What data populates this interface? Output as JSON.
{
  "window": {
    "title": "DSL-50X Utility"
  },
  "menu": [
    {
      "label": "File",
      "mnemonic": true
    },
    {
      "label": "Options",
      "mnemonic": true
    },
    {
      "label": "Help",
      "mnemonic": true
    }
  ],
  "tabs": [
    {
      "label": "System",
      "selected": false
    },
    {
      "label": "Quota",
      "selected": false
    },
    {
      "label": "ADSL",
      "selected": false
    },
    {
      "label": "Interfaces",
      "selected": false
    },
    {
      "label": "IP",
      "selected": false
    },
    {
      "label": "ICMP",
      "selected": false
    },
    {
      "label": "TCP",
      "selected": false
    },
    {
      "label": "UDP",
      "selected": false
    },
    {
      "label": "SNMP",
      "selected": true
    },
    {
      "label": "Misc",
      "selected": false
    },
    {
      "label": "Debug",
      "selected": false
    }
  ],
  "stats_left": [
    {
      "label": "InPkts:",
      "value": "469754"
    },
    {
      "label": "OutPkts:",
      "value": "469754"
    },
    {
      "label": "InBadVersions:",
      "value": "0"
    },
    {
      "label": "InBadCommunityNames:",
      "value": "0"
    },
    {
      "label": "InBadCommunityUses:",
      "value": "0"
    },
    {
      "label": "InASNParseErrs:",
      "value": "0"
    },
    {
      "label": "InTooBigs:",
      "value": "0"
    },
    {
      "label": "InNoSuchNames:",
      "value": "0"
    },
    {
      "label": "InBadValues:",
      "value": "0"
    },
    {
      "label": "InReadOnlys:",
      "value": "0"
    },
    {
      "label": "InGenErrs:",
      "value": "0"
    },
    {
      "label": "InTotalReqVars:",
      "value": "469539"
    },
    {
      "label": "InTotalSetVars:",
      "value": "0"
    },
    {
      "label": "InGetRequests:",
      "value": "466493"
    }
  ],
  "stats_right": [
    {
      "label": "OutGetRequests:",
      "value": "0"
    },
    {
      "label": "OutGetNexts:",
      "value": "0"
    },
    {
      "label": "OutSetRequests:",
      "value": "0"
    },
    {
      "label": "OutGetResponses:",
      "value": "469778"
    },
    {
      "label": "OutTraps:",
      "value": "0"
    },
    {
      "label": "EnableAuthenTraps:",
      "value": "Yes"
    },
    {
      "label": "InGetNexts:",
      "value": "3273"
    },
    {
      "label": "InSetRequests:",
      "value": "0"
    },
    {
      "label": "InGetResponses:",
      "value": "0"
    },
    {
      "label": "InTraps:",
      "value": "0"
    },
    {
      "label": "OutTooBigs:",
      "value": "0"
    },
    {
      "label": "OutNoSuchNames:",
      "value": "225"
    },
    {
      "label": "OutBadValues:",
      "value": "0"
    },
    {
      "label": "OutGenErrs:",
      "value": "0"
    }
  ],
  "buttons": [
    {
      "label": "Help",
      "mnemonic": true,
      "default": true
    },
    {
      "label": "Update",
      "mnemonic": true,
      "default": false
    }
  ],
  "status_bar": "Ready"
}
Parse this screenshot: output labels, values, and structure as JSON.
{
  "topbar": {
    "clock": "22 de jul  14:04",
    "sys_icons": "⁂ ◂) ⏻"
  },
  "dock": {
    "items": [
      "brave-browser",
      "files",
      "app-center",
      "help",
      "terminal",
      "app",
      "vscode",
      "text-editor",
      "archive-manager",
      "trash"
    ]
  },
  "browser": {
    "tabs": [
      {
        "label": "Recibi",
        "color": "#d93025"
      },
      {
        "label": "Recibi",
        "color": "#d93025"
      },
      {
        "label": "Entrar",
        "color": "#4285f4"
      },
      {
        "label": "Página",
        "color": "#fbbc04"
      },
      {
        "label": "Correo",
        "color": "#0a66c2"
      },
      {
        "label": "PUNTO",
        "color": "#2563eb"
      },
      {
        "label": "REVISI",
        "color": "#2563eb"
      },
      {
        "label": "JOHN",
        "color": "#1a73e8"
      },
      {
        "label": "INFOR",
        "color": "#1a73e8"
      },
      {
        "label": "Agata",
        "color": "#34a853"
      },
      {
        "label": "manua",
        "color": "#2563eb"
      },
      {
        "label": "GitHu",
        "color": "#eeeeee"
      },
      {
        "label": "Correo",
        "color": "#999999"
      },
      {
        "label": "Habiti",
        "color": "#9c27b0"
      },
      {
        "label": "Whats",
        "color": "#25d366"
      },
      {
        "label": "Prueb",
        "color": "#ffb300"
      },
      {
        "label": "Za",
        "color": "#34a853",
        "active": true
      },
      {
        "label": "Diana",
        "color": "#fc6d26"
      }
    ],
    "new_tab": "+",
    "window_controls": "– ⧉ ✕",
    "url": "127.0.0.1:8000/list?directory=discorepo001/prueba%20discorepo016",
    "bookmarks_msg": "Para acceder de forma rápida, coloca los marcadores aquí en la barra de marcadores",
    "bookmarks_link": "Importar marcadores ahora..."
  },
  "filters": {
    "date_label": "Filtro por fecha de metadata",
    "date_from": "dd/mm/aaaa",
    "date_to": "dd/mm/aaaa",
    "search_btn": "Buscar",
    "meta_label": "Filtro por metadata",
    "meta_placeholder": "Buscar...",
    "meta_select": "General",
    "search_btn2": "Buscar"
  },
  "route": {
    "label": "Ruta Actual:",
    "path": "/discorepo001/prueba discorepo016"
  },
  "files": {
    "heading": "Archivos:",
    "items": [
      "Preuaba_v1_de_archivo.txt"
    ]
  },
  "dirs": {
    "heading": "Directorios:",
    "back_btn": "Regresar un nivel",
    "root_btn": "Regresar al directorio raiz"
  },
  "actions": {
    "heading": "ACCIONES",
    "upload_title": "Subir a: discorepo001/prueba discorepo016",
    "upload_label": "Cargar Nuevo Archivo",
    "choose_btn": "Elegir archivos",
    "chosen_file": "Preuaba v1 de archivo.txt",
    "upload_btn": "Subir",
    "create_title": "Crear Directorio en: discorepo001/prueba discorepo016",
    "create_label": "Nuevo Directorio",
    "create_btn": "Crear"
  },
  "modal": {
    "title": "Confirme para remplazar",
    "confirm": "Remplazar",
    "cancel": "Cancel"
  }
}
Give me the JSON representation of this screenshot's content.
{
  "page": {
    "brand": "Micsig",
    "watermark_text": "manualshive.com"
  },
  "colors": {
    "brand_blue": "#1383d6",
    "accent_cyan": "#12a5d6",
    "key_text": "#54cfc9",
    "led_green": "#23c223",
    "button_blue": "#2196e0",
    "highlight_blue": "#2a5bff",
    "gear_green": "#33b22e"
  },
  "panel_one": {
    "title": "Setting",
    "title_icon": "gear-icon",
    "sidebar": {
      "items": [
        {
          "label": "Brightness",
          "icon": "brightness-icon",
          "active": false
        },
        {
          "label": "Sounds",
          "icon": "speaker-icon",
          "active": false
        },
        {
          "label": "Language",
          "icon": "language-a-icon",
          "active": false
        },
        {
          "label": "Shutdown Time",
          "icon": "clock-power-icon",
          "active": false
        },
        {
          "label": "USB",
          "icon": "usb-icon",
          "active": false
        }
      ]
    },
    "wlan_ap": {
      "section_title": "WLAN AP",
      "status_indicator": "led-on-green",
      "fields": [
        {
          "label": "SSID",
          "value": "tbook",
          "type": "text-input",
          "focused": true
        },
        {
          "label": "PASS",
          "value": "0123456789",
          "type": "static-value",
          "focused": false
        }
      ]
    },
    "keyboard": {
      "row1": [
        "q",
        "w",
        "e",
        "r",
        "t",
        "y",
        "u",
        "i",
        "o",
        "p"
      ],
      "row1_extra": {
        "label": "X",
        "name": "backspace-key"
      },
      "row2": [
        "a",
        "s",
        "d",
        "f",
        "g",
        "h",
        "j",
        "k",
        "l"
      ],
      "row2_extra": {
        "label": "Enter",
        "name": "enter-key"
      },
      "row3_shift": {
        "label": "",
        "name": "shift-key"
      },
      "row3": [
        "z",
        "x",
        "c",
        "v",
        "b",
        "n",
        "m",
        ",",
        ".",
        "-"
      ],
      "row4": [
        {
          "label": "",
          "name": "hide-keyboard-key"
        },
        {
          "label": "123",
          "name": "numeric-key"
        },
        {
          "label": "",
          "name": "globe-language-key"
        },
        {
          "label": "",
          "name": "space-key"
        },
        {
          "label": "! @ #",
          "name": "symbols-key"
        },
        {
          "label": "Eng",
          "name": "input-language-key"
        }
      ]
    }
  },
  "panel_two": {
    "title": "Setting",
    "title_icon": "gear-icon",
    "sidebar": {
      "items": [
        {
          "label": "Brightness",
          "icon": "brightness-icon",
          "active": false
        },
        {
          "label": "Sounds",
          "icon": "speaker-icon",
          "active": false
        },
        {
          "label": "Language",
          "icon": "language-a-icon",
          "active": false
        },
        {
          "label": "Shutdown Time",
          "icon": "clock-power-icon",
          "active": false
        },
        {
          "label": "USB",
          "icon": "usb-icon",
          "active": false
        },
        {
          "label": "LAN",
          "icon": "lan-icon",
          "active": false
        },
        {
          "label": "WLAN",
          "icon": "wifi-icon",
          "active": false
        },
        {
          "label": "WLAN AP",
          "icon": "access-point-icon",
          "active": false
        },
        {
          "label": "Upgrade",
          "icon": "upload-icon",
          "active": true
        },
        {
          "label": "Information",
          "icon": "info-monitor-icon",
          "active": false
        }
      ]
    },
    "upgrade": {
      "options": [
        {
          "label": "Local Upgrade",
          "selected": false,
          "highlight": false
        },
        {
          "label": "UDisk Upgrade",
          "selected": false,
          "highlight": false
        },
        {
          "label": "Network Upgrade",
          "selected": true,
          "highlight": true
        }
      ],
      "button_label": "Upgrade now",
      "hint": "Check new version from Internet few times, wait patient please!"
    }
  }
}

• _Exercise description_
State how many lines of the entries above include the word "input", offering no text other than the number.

• _Task response_
2